The decade 2010 to 2019 was Stargate’s quiet decade. But I hope it will be the last such decade for a long, long time.
I hope that 2020 is the year that Brad Wright’s long-gestating project (or projects?) finally come to some fruition. While a production schedule realistically may mean that nothing will hit the airwaves (or streaming platforms) before 2021, MGM can at least commit to a new show, movie, or miniseries and make the announcement this year. In fact, we challenge them to do so.
Stargate has had a powerful fan base for two and a half decades now. But, realistically, that fan base is not getting any younger. New viewers are discovering the shows for the first time, yes — but our community is losing perhaps just as many by attrition. Some of our friends who once joined us online on Friday nights to talk about the newest episode of SG-1 have since passed away. Others have left simply because there is nothing new happening. (I heard from more than one person in 2018 and 2019 who hadn’t even heard about the existence of Stargate Origins — a sign about the limited reach that Stargate Command had as a niche platform.)
Fans of Stargate — young and old alike — need MGM to demonstrate that Stargate still matters.
Stargate stands on the edge of greatness. It still has every chance of reemerging in the new decade as one of science fiction’s crown jewels. Only the likes of Star Wars and Star Trek (which are both enjoying massive revivals of their own) can rival Stargate in scope and in storytelling possibilities. But something has to happen.

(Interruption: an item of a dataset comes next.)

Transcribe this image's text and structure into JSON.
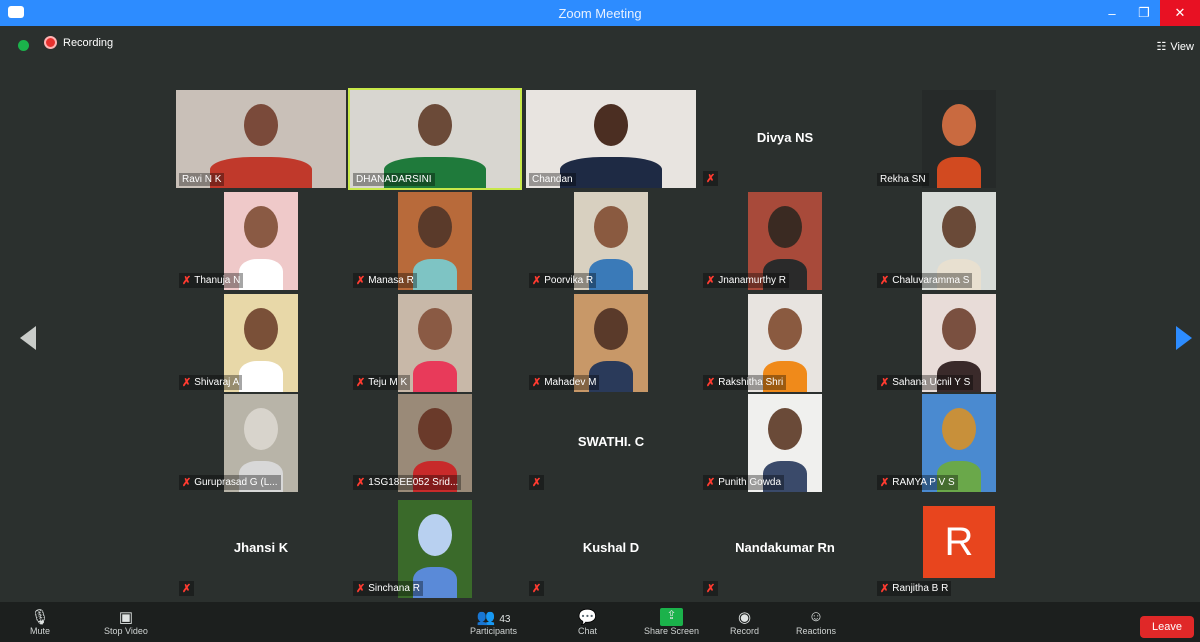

So here’s to 2020, and the years to come. Whether it is a fourth live-action show, or a theatrical feature, a streaming miniseries, or all of the above, in this “Golden Age” of genre entertainment we are ready to rally Stargate back to the greatness it deserves.